BEGIN

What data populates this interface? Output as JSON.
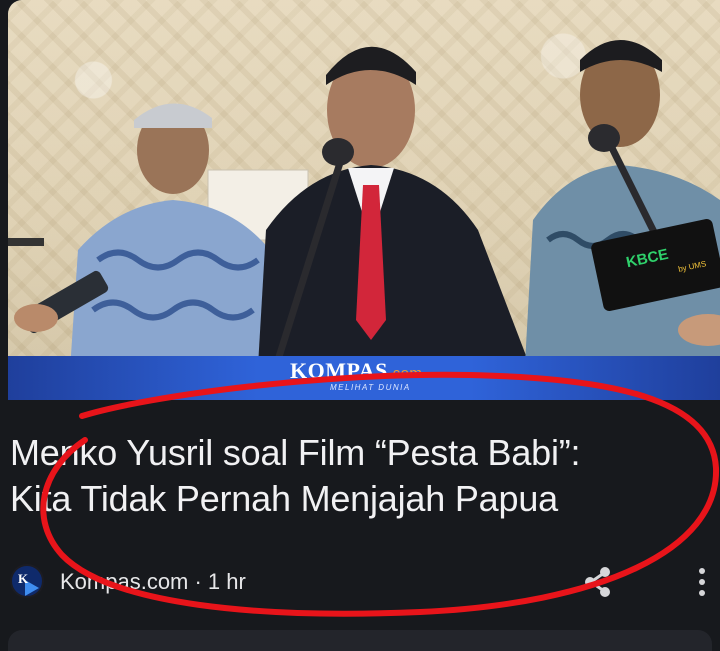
{
  "article": {
    "image_alt": "Press conference photo",
    "watermark": {
      "brand": "KOMPAS",
      "suffix": ".com",
      "tagline": "MELIHAT DUNIA"
    },
    "headline_line1": "Menko Yusril soal Film “Pesta Babi”:",
    "headline_line2": "Kita Tidak Pernah Menjajah Papua",
    "source_icon_letter": "K",
    "source_meta": "Kompas.com · 1 hr",
    "mic_flag_text": "KBCE",
    "mic_flag_sub": "by UMS"
  },
  "icons": {
    "share": "share-icon",
    "more": "more-vertical-icon"
  },
  "colors": {
    "background": "#17191d",
    "annotation": "#e8141a",
    "band": "#2f63d9",
    "text": "#f1f1f3"
  }
}
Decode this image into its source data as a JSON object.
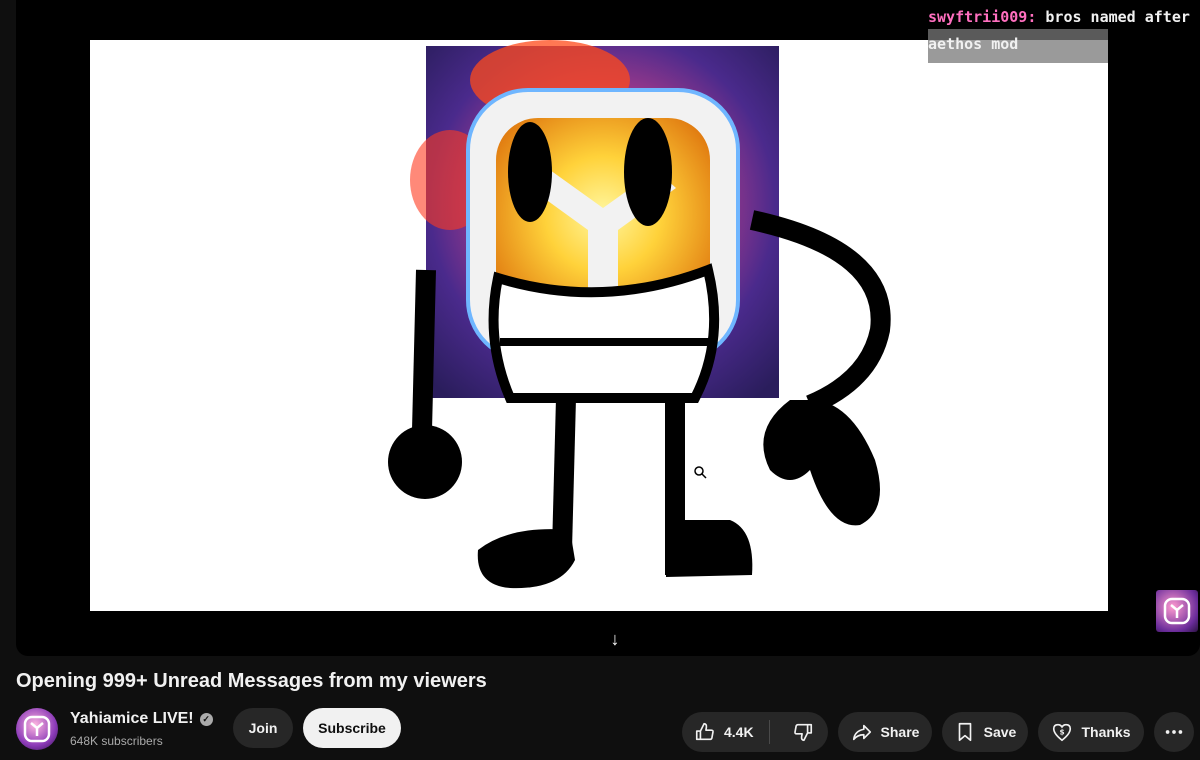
{
  "video": {
    "title": "Opening 999+ Unread Messages from my viewers"
  },
  "chat_overlay": {
    "username": "swyftrii009",
    "message": "bros named after aethos mod"
  },
  "channel": {
    "name": "Yahiamice LIVE!",
    "subscribers": "648K subscribers"
  },
  "actions": {
    "join": "Join",
    "subscribe": "Subscribe",
    "likes": "4.4K",
    "share": "Share",
    "save": "Save",
    "thanks": "Thanks"
  },
  "icons": {
    "like": "thumbs-up-icon",
    "dislike": "thumbs-down-icon",
    "share": "share-arrow-icon",
    "save": "bookmark-icon",
    "thanks": "heart-dollar-icon",
    "more": "more-horizontal-icon",
    "scroll": "arrow-down-icon",
    "verified": "check-circle-icon"
  },
  "colors": {
    "background": "#0f0f0f",
    "pill": "#272727",
    "subscribe_bg": "#f1f1f1",
    "chat_username": "#ff6fbf"
  }
}
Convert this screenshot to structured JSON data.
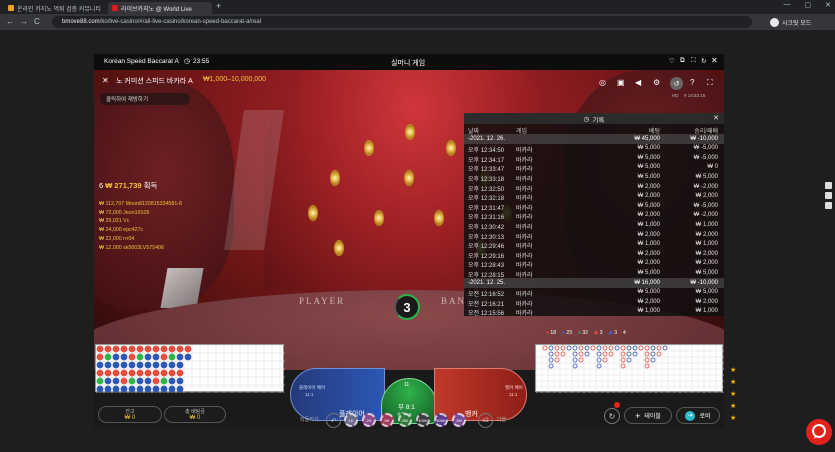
{
  "browser": {
    "tabs": [
      {
        "title": "온라인 카지노 먹튀 검증 커뮤니티",
        "active": false,
        "color": "#f0a020"
      },
      {
        "title": "라이브카지노 @ World Live",
        "active": true,
        "color": "#d81b1b"
      }
    ],
    "new_tab": "+",
    "url_host": "bmove88.com",
    "url_path": "/ko/live-casino/#/all-live-casino/korean-speed-baccarat-a/real",
    "profile_label": "시크릿 모드",
    "nav": {
      "back": "←",
      "forward": "→",
      "reload": "C",
      "minimize": "—",
      "maximize": "▢",
      "close": "✕"
    }
  },
  "game": {
    "table_name": "Korean Speed Baccarat A",
    "time": "23:55",
    "mode_title": "실머니 게임",
    "stream_title": "노 커미션 스피드 바카라 A",
    "limits": "₩1,000–10,000,000",
    "hint_text": "클릭하여 재방하기",
    "stream_info": "HD",
    "stream_clock": "# 14:53:15",
    "win_round": "6",
    "win_amount": "₩ 271,739",
    "win_label": "획득",
    "winners": [
      {
        "amount": "₩ 112,707",
        "name": "Moon8120815334581-8"
      },
      {
        "amount": "₩ 72,000",
        "name": "Jeon19105"
      },
      {
        "amount": "₩ 29,031",
        "name": "Vc"
      },
      {
        "amount": "₩ 24,000",
        "name": "epc427c"
      },
      {
        "amount": "₩ 22,000",
        "name": "rrr04"
      },
      {
        "amount": "₩ 12,000",
        "name": "sk5003LV575406"
      }
    ],
    "countdown": "3",
    "felt_player": "PLAYER",
    "felt_banker": "BANKER"
  },
  "history": {
    "title": "기록",
    "headers": [
      "날짜",
      "게임",
      "베팅",
      "승리/패배"
    ],
    "rows": [
      {
        "type": "date",
        "c1": "-2021. 12. 26.",
        "c2": "",
        "c3": "₩ 45,000",
        "c4": "₩ -10,000"
      },
      {
        "type": "row",
        "c1": "오후 12:34:50",
        "c2": "바카라",
        "c3": "₩ 5,000",
        "c4": "₩ -5,000"
      },
      {
        "type": "row",
        "c1": "오후 12:34:17",
        "c2": "바카라",
        "c3": "₩ 5,000",
        "c4": "₩ -5,000"
      },
      {
        "type": "row",
        "c1": "오후 12:33:47",
        "c2": "바카라",
        "c3": "₩ 5,000",
        "c4": "₩ 0"
      },
      {
        "type": "row",
        "c1": "오후 12:33:18",
        "c2": "바카라",
        "c3": "₩ 5,000",
        "c4": "₩ 5,000"
      },
      {
        "type": "row",
        "c1": "오후 12:32:50",
        "c2": "바카라",
        "c3": "₩ 2,000",
        "c4": "₩ -2,000"
      },
      {
        "type": "row",
        "c1": "오후 12:32:18",
        "c2": "바카라",
        "c3": "₩ 2,000",
        "c4": "₩ 2,000"
      },
      {
        "type": "row",
        "c1": "오후 12:31:47",
        "c2": "바카라",
        "c3": "₩ 5,000",
        "c4": "₩ -5,000"
      },
      {
        "type": "row",
        "c1": "오후 12:31:16",
        "c2": "바카라",
        "c3": "₩ 2,000",
        "c4": "₩ -2,000"
      },
      {
        "type": "row",
        "c1": "오후 12:30:42",
        "c2": "바카라",
        "c3": "₩ 1,000",
        "c4": "₩ 1,000"
      },
      {
        "type": "row",
        "c1": "오후 12:30:13",
        "c2": "바카라",
        "c3": "₩ 2,000",
        "c4": "₩ 2,000"
      },
      {
        "type": "row",
        "c1": "오후 12:29:46",
        "c2": "바카라",
        "c3": "₩ 1,000",
        "c4": "₩ 1,000"
      },
      {
        "type": "row",
        "c1": "오후 12:29:16",
        "c2": "바카라",
        "c3": "₩ 2,000",
        "c4": "₩ 2,000"
      },
      {
        "type": "row",
        "c1": "오후 12:28:43",
        "c2": "바카라",
        "c3": "₩ 2,000",
        "c4": "₩ 2,000"
      },
      {
        "type": "row",
        "c1": "오후 12:28:15",
        "c2": "바카라",
        "c3": "₩ 5,000",
        "c4": "₩ 5,000"
      },
      {
        "type": "date",
        "c1": "-2021. 12. 25.",
        "c2": "",
        "c3": "₩ 16,000",
        "c4": "₩ -10,000"
      },
      {
        "type": "row",
        "c1": "오전 12:16:52",
        "c2": "바카라",
        "c3": "₩ 5,000",
        "c4": "₩ 5,000"
      },
      {
        "type": "row",
        "c1": "오전 12:16:21",
        "c2": "바카라",
        "c3": "₩ 2,000",
        "c4": "₩ 2,000"
      },
      {
        "type": "row",
        "c1": "오전 12:15:56",
        "c2": "바카라",
        "c3": "₩ 1,000",
        "c4": "₩ 1,000"
      }
    ]
  },
  "betting": {
    "player_pair": "플레이어 페어",
    "player_pair_odds": "11:1",
    "player": "플레이어",
    "tie": "무 8:1",
    "tie_count": "11",
    "super6": "슈퍼6 8",
    "super6_odds": "15:1",
    "banker": "뱅커",
    "banker_pair": "뱅커 페어",
    "banker_pair_odds": "11:1",
    "undo": "되돌리기",
    "double": "x2",
    "double_label": "더블",
    "chips": [
      "1K",
      "2K",
      "5K",
      "25K",
      "100K",
      "500K",
      "2M"
    ],
    "balance_label": "잔고",
    "balance_value": "₩ 0",
    "total_bet_label": "총 배팅금",
    "total_bet_value": "₩ 0",
    "tables_label": "테이블",
    "lobby_label": "로비",
    "stats": {
      "banker": "18",
      "player": "23",
      "tie": "32",
      "bpair": "3",
      "ppair": "3",
      "count": "4"
    }
  },
  "colors": {
    "accent_gold": "#f3c238",
    "banker_red": "#c0392b",
    "player_blue": "#2c57b5",
    "tie_green": "#1f8f3a"
  }
}
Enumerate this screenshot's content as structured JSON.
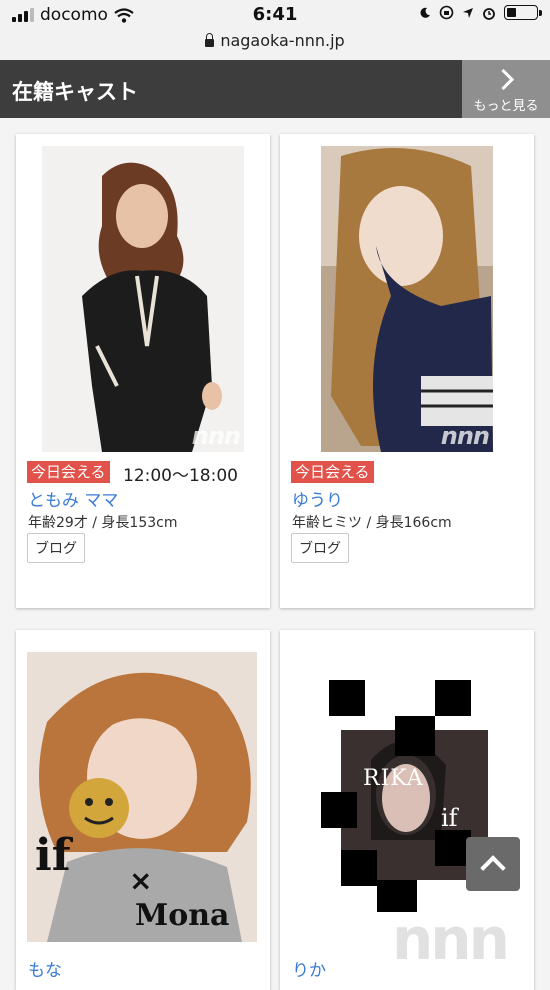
{
  "status_bar": {
    "carrier": "docomo",
    "time": "6:41",
    "url": "nagaoka-nnn.jp"
  },
  "header": {
    "title": "在籍キャスト",
    "more_label": "もっと見る"
  },
  "casts": [
    {
      "badge": "今日会える",
      "hours": "12:00〜18:00",
      "name": "ともみ ママ",
      "stats": "年齢29才 / 身長153cm",
      "blog": "ブログ"
    },
    {
      "badge": "今日会える",
      "hours": "",
      "name": "ゆうり",
      "stats": "年齢ヒミツ / 身長166cm",
      "blog": "ブログ"
    },
    {
      "name": "もな",
      "photo_text": [
        "if",
        "×",
        "Mona"
      ]
    },
    {
      "name": "りか",
      "photo_text": [
        "RIKA",
        "if"
      ]
    }
  ],
  "watermark": "nnn",
  "colors": {
    "header_bg": "#3d3d3d",
    "badge": "#e0524a",
    "link": "#3a7bd5"
  }
}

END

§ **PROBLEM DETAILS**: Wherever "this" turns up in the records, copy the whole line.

§ **SOLUTION TO THE EXERCISE**:
What data populates this interface? Output as JSON.
Decode this image into its source data as a JSON object.
Convert this screenshot to structured JSON data.
Enumerate this screenshot's content as structured JSON.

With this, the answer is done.